_Problem_.
Search the data for the string "features", and report each line where it is found.

### Available records

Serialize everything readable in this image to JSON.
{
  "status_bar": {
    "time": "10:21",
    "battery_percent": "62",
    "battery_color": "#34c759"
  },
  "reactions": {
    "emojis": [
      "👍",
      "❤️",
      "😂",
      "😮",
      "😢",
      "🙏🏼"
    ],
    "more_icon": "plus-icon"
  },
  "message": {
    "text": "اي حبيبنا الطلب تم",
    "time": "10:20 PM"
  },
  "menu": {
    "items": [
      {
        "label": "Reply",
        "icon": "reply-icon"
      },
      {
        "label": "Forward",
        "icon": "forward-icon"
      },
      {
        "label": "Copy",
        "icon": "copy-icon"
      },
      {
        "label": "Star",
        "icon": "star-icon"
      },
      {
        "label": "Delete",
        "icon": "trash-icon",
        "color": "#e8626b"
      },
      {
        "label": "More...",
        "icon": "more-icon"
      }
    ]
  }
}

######
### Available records

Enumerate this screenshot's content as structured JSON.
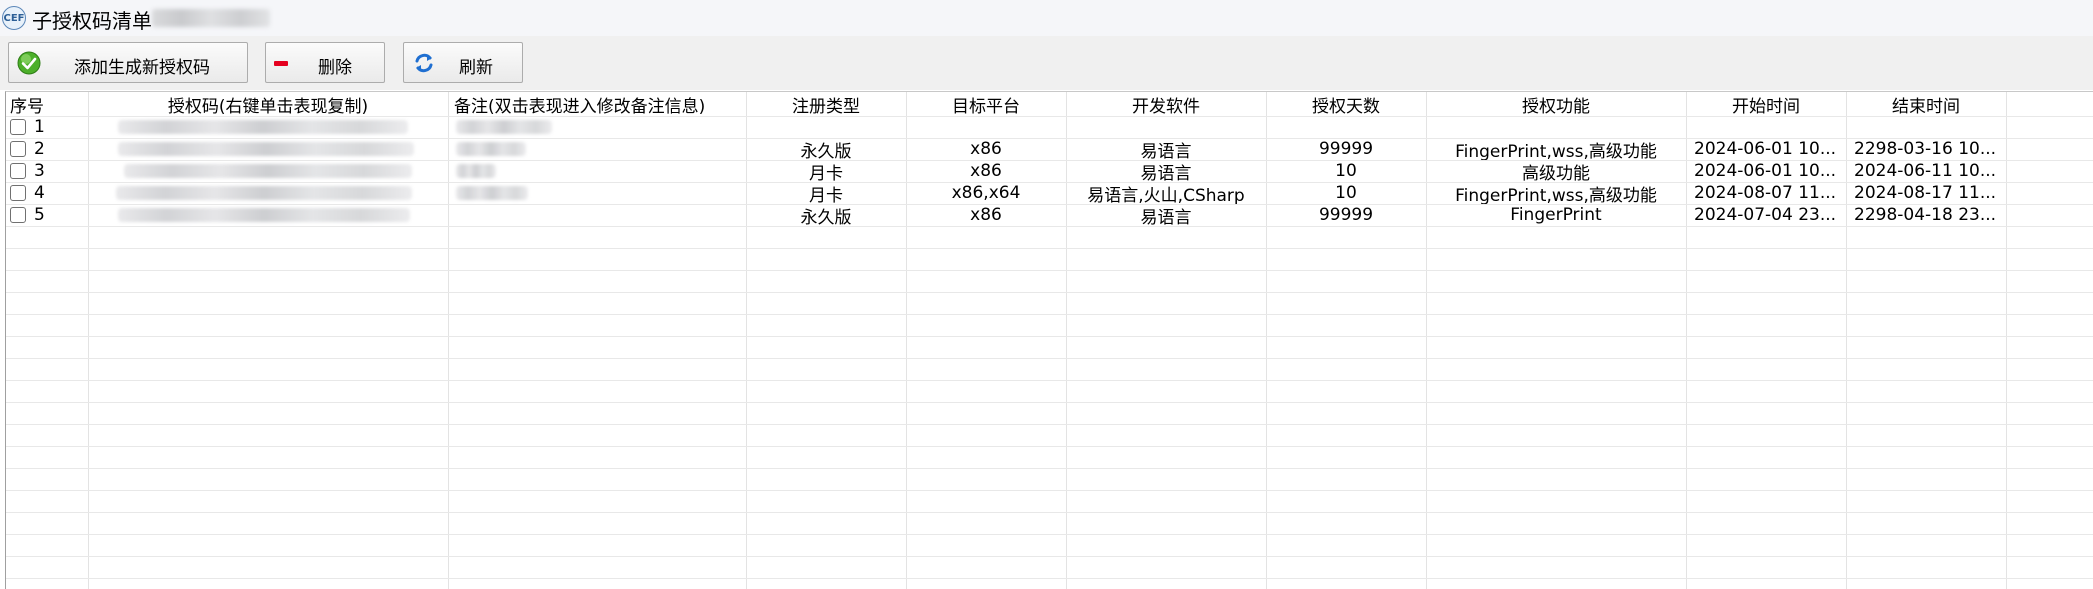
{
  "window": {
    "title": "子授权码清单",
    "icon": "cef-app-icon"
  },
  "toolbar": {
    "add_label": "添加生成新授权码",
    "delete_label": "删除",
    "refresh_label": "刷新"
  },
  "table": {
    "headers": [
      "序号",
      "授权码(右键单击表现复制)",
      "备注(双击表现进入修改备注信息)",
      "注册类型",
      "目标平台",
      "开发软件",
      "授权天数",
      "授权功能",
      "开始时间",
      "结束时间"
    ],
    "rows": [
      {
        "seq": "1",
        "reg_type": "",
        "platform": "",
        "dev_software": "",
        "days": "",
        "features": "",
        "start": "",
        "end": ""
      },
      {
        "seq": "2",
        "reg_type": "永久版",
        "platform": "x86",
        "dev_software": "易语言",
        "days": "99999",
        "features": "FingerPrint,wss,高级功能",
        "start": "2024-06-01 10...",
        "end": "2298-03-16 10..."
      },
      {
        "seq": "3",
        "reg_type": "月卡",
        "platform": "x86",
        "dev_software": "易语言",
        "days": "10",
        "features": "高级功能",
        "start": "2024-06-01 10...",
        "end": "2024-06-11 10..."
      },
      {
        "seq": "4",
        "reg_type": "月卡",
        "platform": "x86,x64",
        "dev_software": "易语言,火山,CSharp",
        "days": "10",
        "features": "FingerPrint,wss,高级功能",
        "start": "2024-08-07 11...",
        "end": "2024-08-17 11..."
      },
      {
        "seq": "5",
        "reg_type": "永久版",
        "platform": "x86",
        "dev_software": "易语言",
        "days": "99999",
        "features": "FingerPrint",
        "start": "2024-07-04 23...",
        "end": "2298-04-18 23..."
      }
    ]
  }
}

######

_Solved problem_.
        "features": "",
        "features": "FingerPrint,wss,高级功能",
        "features": "高级功能",
        "features": "FingerPrint,wss,高级功能",
        "features": "FingerPrint",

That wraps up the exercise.